The Quicksilver Mine Co. in Forestville looks back while looking forward this fall, featuring exhibits by former Sonoma County artists now moved elsewhere. First up are paintings by Libby Hayes and sculpture by Kurt Steger, now Grass Valley residents, opening with a reception on Sept. 18 and running through Oct. 31. . . . Greatly loved sculptor Poe Dismuke, formerly the artist-in-residence at the Sonoma County dump and now a citizen of Bisbee, Ariz., returns with his whimsical toys and duct-tape ravens in “The Poe Show,” Nov. 5-Dec. 12 (707.887.0799). . . .
Formerly known as the Sight and Insight Art Center, the newly renamed O’Hanlon Center for the Arts in Mill Valley hosts “Looking Forward: Innovative Design and Architecture in Mill Valley,” with an opening reception on Sept. 7 and an appropriately swank party with Dwell magazine on Sept. 19. They follow it up with a juried show, “Art and Politics,” judged by gallery owner Claudia Chapline and political cartoonist Phil Frank Oct. 5-30 (415.388.4331). . . .

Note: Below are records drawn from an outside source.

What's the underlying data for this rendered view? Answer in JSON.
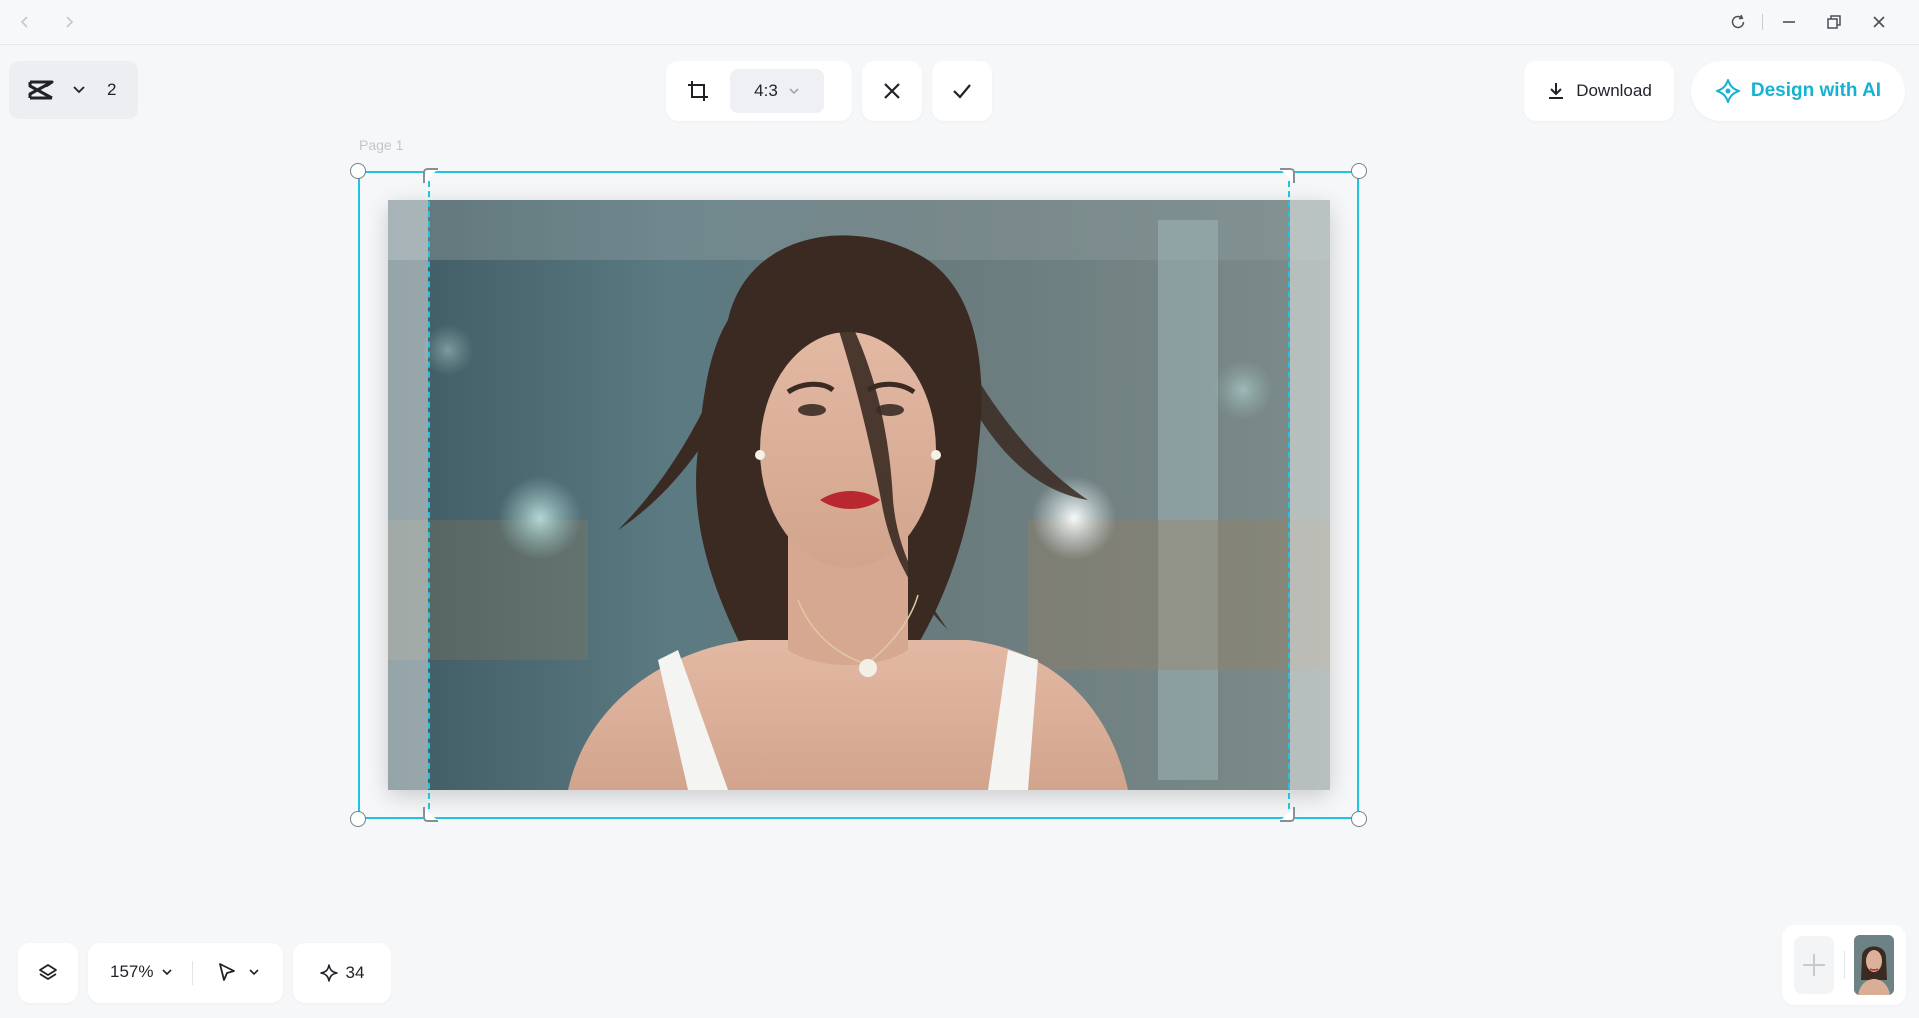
{
  "titlebar": {
    "back_icon": "chevron-left-icon",
    "forward_icon": "chevron-right-icon",
    "refresh_icon": "refresh-icon",
    "minimize_icon": "minimize-icon",
    "restore_icon": "restore-icon",
    "close_icon": "close-icon"
  },
  "workspace": {
    "logo_icon": "capcut-logo-icon",
    "count": "2"
  },
  "crop_toolbar": {
    "crop_icon": "crop-icon",
    "ratio": "4:3",
    "cancel_icon": "close-icon",
    "confirm_icon": "check-icon"
  },
  "header_actions": {
    "download_label": "Download",
    "design_ai_label": "Design with AI"
  },
  "canvas": {
    "page_label": "Page 1",
    "image_description": "portrait photo"
  },
  "bottom_bar": {
    "zoom": "157%",
    "credits": "34"
  },
  "colors": {
    "accent": "#15b3d1",
    "selection": "#20c3e0",
    "background": "#f6f7f9"
  }
}
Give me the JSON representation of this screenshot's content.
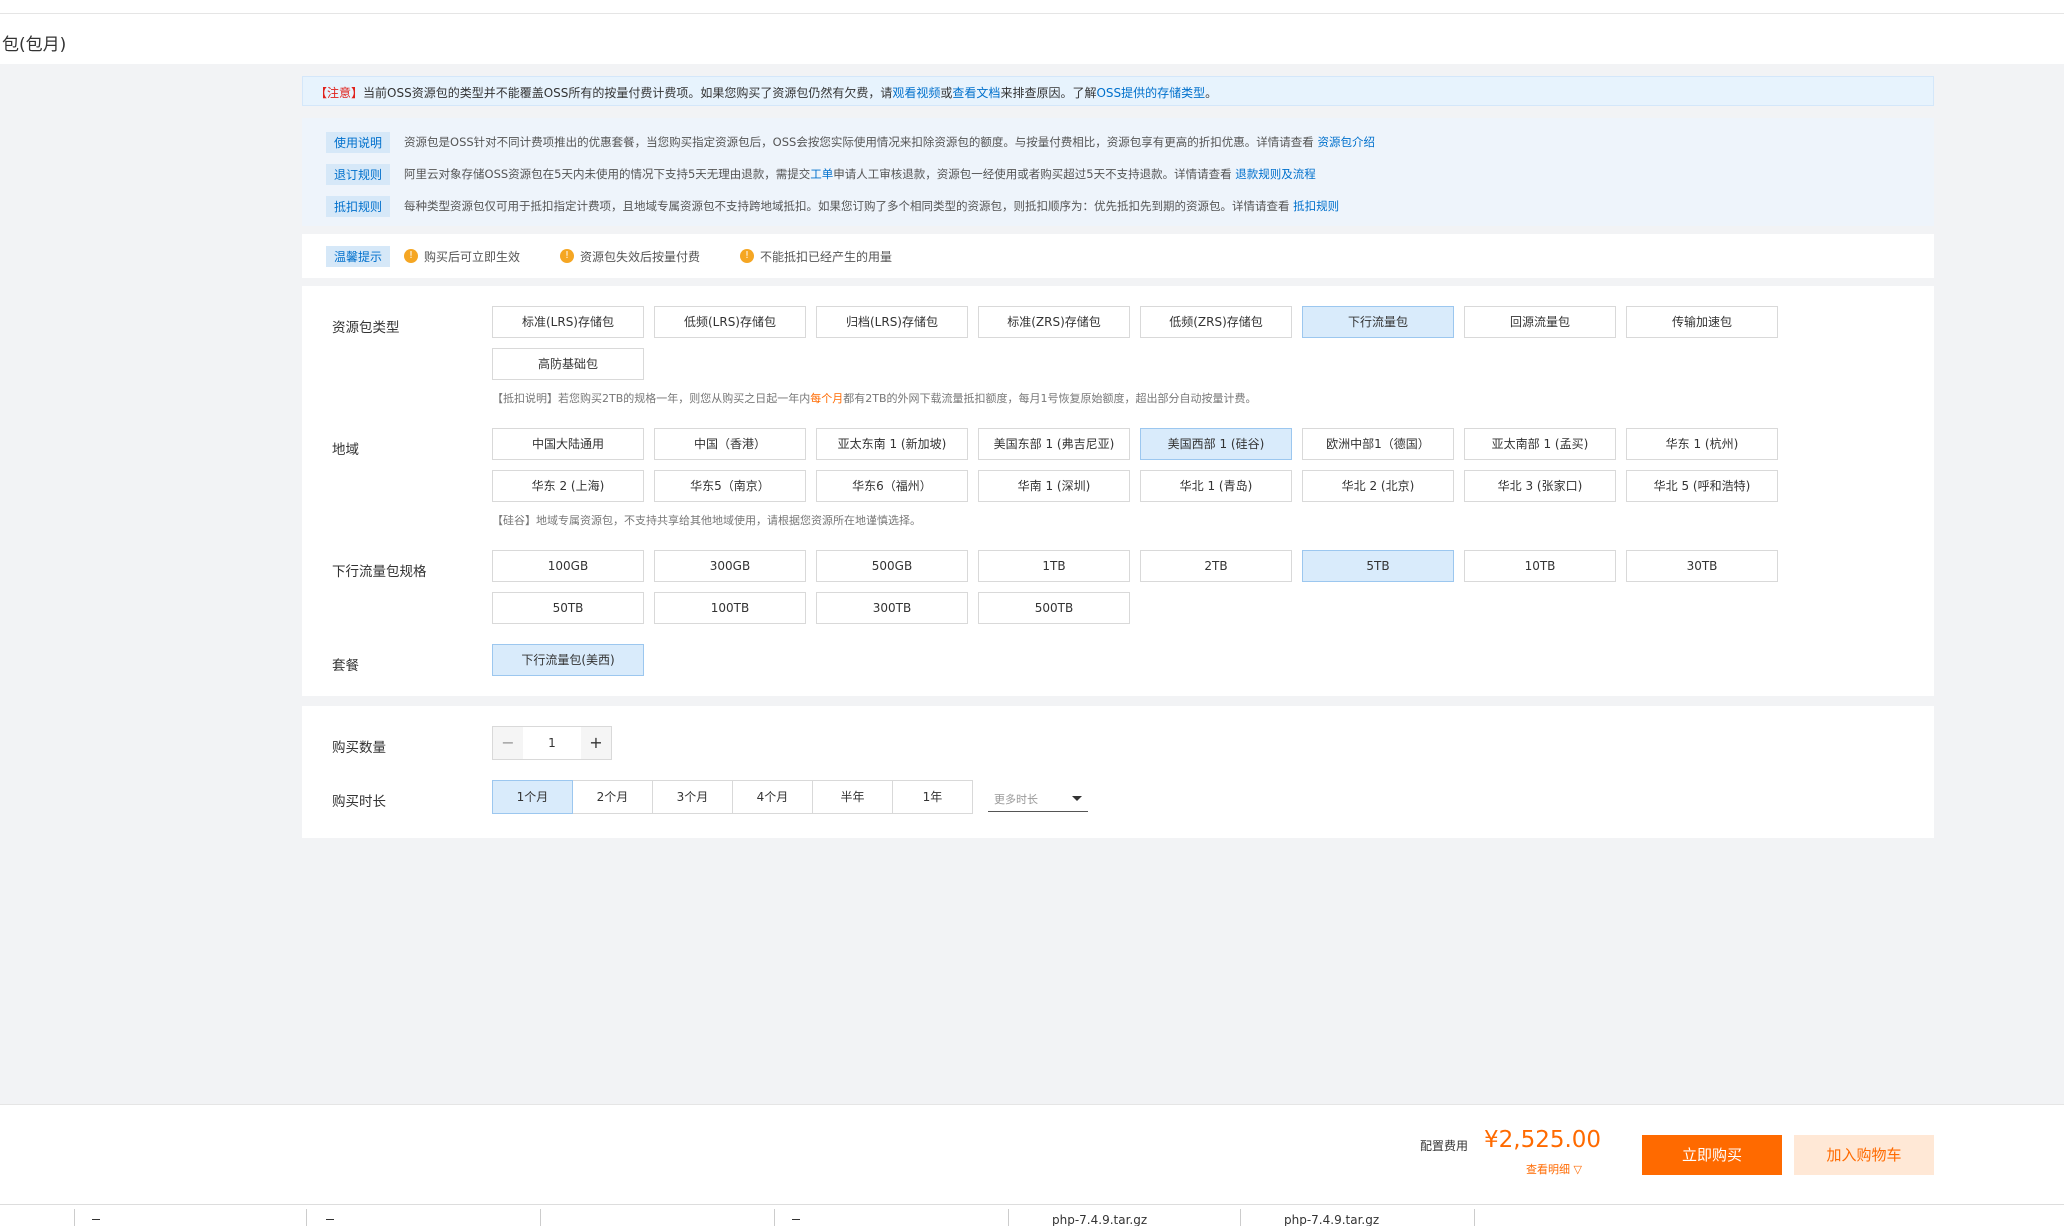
{
  "header": {
    "title": "包(包月)"
  },
  "notice": {
    "tag": "【注意】",
    "text1": "当前OSS资源包的类型并不能覆盖OSS所有的按量付费计费项。如果您购买了资源包仍然有欠费，请",
    "link1": "观看视频",
    "mid": "或",
    "link2": "查看文档",
    "text2": "来排查原因。了解",
    "link3": "OSS提供的存储类型",
    "end": "。"
  },
  "info": {
    "rows": [
      {
        "tag": "使用说明",
        "text": "资源包是OSS针对不同计费项推出的优惠套餐，当您购买指定资源包后，OSS会按您实际使用情况来扣除资源包的额度。与按量付费相比，资源包享有更高的折扣优惠。详情请查看 ",
        "link": "资源包介绍"
      },
      {
        "tag": "退订规则",
        "text": "阿里云对象存储OSS资源包在5天内未使用的情况下支持5天无理由退款，需提交",
        "link": "工单",
        "text2": "申请人工审核退款，资源包一经使用或者购买超过5天不支持退款。详情请查看 ",
        "link2": "退款规则及流程"
      },
      {
        "tag": "抵扣规则",
        "text": "每种类型资源包仅可用于抵扣指定计费项，且地域专属资源包不支持跨地域抵扣。如果您订购了多个相同类型的资源包，则抵扣顺序为：优先抵扣先到期的资源包。详情请查看 ",
        "link": "抵扣规则"
      }
    ]
  },
  "tips": {
    "tag": "温馨提示",
    "items": [
      "购买后可立即生效",
      "资源包失效后按量付费",
      "不能抵扣已经产生的用量"
    ]
  },
  "package_type": {
    "label": "资源包类型",
    "options": [
      "标准(LRS)存储包",
      "低频(LRS)存储包",
      "归档(LRS)存储包",
      "标准(ZRS)存储包",
      "低频(ZRS)存储包",
      "下行流量包",
      "回源流量包",
      "传输加速包",
      "高防基础包"
    ],
    "selected": "下行流量包",
    "hint_prefix": "【抵扣说明】若您购买2TB的规格一年，则您从购买之日起一年内",
    "hint_orange": "每个月",
    "hint_suffix": "都有2TB的外网下载流量抵扣额度，每月1号恢复原始额度，超出部分自动按量计费。"
  },
  "region": {
    "label": "地域",
    "options": [
      "中国大陆通用",
      "中国（香港）",
      "亚太东南 1 (新加坡)",
      "美国东部 1 (弗吉尼亚)",
      "美国西部 1 (硅谷)",
      "欧洲中部1（德国）",
      "亚太南部 1 (孟买)",
      "华东 1 (杭州)",
      "华东 2 (上海)",
      "华东5（南京）",
      "华东6（福州）",
      "华南 1 (深圳)",
      "华北 1 (青岛)",
      "华北 2 (北京)",
      "华北 3 (张家口)",
      "华北 5 (呼和浩特)"
    ],
    "selected": "美国西部 1 (硅谷)",
    "hint": "【硅谷】地域专属资源包，不支持共享给其他地域使用，请根据您资源所在地谨慎选择。"
  },
  "spec": {
    "label": "下行流量包规格",
    "options": [
      "100GB",
      "300GB",
      "500GB",
      "1TB",
      "2TB",
      "5TB",
      "10TB",
      "30TB",
      "50TB",
      "100TB",
      "300TB",
      "500TB"
    ],
    "selected": "5TB"
  },
  "plan": {
    "label": "套餐",
    "options": [
      "下行流量包(美西)"
    ],
    "selected": "下行流量包(美西)"
  },
  "quantity": {
    "label": "购买数量",
    "value": "1",
    "minus": "−",
    "plus": "+"
  },
  "duration": {
    "label": "购买时长",
    "options": [
      "1个月",
      "2个月",
      "3个月",
      "4个月",
      "半年",
      "1年"
    ],
    "selected": "1个月",
    "more_placeholder": "更多时长"
  },
  "footer": {
    "fee_label": "配置费用",
    "price": "¥2,525.00",
    "detail": "查看明细 ▽",
    "buy": "立即购买",
    "cart": "加入购物车"
  },
  "taskbar": {
    "files": [
      "php-7.4.9.tar.gz",
      "php-7.4.9.tar.gz"
    ]
  },
  "colors": {
    "accent": "#ff6a00",
    "link": "#0070cc",
    "selected_bg": "#d9ebfb"
  }
}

Things aim toward the outside in the Sonoma County Museum‘s “Botany 12” exhibit, featuring work by 12 artists within and outside of the Bay Area. Locals include painter and Bohemian husband William O’Keeffe, whose rich, chewy investigations of decay and transformation are informed directly by natural processes, as well as husband-and-wife artists Tony King and Pamela Glasscock and abstract landscape artist William Wheeler. “Botany 12” shows Oct. 15-Feb. 15 with an opening reception on Oct. 23 (707.579.1500). . . .
The Cultural Arts Council of Sonoma County previews the annual ARTrails event Sept. 24-Oct. 23; celebrates Day of the Dead with a community altar Oct. 30-Nov. 5; and shows the best of the Thursday Night Drawing Group Nov. 12-Dec. 18 (707.579.2787). . . .
Currently showing its “Word Up” marriage of language and visuals through Sept. 25 in conjunction with India House Gallery’s “Elicit” show (the Aug. 28 opening reception honors painter Alice Thibeau’s new book, Pray for Us Sinners; 707.824.1627) and the Sonoma County Book Fair, the A Street Gallery features the work of seven contemporary West Coast printmakers with “Confluence,” opening with a reception Oct. 2 and running through Nov. 13. The year ends with A Street’s “House” show, exhibiting the work of the artists who rent studio space behind the gallery, Nov. 20-Jan. 15. . . .
From the August 25-31, 2004 issue of the North Bay Bohemian.